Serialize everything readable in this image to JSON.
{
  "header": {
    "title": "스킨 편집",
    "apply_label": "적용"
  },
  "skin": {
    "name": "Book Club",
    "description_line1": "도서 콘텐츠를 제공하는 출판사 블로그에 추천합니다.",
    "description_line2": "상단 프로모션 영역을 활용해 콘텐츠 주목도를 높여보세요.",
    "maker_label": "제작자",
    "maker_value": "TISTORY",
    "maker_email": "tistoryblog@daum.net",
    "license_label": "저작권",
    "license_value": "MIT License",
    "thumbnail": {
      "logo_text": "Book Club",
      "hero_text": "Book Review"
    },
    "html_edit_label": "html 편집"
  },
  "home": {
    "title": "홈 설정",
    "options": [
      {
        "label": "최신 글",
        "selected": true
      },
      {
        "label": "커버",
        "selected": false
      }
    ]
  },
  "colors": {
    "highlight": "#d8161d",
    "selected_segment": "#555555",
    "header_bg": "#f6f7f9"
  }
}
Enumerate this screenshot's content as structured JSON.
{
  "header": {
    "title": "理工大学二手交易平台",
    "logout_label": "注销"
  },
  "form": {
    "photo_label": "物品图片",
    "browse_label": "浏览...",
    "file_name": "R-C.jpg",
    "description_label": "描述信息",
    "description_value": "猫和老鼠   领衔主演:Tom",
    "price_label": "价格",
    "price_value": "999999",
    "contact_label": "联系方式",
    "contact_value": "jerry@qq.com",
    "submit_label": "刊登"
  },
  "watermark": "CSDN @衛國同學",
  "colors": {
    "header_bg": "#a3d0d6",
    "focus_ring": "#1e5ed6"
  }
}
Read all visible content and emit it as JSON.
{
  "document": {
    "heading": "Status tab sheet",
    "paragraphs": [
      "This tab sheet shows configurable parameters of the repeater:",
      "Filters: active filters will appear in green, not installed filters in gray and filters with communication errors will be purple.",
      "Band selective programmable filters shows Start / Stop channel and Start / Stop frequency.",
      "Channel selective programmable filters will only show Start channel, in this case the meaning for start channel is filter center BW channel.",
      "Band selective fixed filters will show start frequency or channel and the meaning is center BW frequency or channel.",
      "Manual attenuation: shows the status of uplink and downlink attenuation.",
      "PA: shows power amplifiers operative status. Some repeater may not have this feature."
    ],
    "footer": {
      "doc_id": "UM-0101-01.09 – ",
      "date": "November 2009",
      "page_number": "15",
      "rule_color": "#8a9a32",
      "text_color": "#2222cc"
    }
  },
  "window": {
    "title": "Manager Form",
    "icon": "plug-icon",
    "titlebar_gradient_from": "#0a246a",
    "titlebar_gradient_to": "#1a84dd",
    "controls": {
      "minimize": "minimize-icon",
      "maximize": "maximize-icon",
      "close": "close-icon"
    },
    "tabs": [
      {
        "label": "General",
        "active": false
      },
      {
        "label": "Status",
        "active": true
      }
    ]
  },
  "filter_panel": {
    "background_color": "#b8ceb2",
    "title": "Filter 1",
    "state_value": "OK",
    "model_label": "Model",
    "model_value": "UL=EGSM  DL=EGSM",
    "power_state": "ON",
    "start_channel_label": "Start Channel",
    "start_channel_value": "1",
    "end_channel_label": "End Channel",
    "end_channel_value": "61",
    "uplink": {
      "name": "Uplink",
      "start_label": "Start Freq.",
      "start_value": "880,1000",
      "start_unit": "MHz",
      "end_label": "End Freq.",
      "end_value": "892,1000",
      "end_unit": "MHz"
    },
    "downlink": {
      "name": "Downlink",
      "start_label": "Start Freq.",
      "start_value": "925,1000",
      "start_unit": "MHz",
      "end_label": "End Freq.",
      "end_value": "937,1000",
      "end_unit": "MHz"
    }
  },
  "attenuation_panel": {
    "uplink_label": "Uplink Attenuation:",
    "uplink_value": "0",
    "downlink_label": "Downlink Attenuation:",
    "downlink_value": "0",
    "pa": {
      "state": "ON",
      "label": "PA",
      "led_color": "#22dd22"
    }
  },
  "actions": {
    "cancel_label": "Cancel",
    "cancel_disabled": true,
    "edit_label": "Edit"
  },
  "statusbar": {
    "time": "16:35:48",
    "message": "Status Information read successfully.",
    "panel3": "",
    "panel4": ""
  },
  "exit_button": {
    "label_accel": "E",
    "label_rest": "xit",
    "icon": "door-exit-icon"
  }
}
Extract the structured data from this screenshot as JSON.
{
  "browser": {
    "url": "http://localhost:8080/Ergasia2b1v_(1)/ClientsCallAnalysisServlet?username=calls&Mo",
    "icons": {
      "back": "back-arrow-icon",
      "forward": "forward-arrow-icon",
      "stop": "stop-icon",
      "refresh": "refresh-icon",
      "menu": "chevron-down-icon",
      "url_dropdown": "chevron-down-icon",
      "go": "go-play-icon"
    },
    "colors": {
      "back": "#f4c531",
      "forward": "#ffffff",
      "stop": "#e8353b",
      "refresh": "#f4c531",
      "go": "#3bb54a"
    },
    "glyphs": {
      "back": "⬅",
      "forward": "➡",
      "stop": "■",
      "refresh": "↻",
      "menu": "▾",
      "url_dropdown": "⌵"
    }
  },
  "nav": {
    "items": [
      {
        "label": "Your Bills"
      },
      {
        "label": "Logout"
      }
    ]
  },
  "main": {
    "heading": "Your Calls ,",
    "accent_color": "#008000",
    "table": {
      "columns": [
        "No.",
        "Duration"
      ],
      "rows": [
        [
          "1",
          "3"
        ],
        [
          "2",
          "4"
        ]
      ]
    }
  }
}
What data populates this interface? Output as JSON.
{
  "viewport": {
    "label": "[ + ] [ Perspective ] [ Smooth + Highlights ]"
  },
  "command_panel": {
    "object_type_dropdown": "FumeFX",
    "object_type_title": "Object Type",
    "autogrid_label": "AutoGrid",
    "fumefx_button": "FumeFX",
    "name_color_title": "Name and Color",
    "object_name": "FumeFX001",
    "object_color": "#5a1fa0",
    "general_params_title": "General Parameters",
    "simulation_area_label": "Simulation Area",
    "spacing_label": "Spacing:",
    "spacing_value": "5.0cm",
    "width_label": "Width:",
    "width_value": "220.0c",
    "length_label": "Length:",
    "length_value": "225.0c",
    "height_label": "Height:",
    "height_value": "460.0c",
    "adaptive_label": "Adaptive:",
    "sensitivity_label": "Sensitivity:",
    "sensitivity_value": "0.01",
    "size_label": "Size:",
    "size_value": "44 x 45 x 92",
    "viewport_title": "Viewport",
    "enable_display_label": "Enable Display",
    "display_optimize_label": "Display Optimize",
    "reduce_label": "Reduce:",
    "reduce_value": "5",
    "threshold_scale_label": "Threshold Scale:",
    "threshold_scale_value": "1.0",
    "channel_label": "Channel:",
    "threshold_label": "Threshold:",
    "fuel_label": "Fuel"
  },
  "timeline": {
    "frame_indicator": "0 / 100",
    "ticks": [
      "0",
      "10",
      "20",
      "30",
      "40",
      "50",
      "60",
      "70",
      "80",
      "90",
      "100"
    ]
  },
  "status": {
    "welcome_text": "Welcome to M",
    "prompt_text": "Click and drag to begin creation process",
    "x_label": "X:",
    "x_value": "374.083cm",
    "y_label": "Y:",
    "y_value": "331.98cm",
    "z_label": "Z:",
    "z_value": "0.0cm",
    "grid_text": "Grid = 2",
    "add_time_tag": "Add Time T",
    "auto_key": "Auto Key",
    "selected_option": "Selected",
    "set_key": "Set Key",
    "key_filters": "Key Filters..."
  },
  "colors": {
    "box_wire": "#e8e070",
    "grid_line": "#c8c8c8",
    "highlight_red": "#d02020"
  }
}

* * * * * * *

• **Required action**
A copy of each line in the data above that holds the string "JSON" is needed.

• **Solution for this task**
Serialize everything readable in this image to JSON.
Enumerate this screenshot's content as structured JSON.
Read all visible content and emit it as JSON.
Extract the structured data from this screenshot as JSON.
What data populates this interface? Output as JSON.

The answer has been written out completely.